The differences in climate and growing conditions is also one the biggest things Hurst and Scott will take away from their time at St Andrews Links. “I did really enjoy seeing how far they are willing to push the turf in regards to moisture percentages,” said Hurst.
“The climate and conditions of Scotland make turf management different from what we have in Australia. There is (normally) little heat and disease pressure, and stress with the purity of the turf playing surfaces. The links theory of basically cutting and maintaining whatever grows on the site definitely comes into play at St Andrews,” said Scott.
The highlight of the trip for all three assistants was being able to actually work at St Andrews. As Hurst said: “It’s The Home of Golf and you can feel that whilst you are there. The Old Course is so unique and has a history like no other. You know that you are in a very special place when you walk the fairways.”.
Scott completely agrees and said that getting to see and work on the most famous golf property in the world, and seeing, feeling, learning and understanding the history of golf was nothing short of amazing.
All three assistants would like to thank Toro Australia and St Andrews for making this internship possible. Special thanks go to St Andrews staff headed by Gordon Moir, whose organisation, advice and acceptance was invaluable.
“To be actively involved in the Senior and Junior Opens was nothing short of sensational and gave great insight into the expectations and challenges which we will all face in our jobs in the future,” said Campbell.
Hurst: “I can't thank Toro enough. This experience has given me a passion to take back to my club to become a great team leader and above all future superintendent.”
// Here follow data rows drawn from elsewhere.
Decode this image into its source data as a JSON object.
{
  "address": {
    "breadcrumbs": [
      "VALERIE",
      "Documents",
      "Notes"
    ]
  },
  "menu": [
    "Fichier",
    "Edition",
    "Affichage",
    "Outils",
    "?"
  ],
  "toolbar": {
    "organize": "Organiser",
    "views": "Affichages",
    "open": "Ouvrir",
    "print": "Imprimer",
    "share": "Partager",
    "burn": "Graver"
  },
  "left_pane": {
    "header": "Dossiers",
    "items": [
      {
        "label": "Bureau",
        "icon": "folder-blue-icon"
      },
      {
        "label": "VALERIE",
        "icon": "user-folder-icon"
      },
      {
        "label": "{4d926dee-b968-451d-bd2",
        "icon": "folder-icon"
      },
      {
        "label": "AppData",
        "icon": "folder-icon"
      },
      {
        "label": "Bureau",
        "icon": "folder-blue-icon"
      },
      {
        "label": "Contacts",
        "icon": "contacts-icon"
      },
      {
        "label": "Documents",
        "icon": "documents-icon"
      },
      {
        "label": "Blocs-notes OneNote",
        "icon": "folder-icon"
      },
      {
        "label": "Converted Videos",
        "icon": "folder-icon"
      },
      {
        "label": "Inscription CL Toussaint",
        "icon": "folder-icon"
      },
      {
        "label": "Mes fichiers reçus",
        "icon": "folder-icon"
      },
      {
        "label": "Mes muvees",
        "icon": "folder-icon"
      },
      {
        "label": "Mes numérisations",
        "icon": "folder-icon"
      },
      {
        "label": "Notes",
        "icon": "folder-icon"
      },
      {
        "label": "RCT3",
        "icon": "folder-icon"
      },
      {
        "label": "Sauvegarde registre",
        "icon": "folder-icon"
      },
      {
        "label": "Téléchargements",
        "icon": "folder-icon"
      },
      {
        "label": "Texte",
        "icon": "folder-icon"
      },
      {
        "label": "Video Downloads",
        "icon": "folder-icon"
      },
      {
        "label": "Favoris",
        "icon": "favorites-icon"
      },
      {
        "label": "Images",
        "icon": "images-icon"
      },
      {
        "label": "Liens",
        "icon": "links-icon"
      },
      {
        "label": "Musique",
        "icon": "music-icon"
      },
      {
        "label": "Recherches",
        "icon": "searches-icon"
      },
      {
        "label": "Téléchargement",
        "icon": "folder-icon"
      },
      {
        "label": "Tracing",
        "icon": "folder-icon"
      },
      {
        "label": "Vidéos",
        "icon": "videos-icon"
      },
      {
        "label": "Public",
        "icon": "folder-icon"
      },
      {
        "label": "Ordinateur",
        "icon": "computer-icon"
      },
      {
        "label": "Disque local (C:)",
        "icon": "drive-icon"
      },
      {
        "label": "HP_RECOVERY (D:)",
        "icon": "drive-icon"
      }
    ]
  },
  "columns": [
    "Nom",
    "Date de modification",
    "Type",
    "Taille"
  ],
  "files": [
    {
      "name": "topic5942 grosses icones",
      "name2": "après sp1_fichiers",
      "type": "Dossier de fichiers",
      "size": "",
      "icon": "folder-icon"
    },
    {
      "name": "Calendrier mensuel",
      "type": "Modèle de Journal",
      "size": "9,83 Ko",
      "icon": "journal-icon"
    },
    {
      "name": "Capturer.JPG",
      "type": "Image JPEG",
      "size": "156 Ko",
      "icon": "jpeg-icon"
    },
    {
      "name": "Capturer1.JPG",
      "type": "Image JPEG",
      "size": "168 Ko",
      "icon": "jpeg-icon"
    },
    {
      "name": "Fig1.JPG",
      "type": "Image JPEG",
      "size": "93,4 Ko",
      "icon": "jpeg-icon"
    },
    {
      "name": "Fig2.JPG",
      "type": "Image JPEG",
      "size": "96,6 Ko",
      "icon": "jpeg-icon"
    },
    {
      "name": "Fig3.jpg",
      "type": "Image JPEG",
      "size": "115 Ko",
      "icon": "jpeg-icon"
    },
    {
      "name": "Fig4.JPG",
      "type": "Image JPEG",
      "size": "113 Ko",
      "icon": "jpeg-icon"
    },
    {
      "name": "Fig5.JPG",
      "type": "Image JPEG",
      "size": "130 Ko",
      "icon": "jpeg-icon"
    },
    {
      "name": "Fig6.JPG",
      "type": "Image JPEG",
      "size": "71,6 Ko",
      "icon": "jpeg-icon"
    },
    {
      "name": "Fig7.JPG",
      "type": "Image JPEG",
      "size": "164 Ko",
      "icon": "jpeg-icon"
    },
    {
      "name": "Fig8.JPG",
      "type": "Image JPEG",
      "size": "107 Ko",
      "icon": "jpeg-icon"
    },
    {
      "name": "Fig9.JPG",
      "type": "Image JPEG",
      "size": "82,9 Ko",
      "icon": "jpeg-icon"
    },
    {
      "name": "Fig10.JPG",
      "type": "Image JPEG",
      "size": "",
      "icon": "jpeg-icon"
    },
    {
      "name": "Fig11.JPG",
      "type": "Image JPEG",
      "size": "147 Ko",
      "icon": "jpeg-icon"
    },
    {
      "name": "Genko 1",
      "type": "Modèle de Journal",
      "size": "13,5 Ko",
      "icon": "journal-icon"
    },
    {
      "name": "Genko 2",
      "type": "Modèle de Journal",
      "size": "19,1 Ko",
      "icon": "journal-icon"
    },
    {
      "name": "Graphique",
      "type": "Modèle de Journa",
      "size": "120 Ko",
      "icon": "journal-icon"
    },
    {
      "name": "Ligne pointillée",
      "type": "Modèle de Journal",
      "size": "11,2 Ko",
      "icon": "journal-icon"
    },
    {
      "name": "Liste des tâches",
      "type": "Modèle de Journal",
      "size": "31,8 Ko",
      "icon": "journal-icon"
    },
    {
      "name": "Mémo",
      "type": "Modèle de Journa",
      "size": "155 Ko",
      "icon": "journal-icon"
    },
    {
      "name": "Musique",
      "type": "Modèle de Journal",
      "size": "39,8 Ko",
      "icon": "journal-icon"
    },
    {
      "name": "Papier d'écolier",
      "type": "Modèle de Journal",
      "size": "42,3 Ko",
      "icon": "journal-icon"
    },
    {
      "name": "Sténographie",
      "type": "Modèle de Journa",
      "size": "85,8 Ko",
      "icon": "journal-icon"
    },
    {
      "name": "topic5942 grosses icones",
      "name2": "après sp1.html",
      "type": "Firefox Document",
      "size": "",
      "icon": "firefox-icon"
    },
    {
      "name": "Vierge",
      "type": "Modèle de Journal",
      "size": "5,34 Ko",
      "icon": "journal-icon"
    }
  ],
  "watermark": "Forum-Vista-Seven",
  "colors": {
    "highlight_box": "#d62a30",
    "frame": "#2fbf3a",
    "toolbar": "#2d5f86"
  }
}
Final words? Scott said: “Definitely recommend to all assistants to put an application in for the next trip!”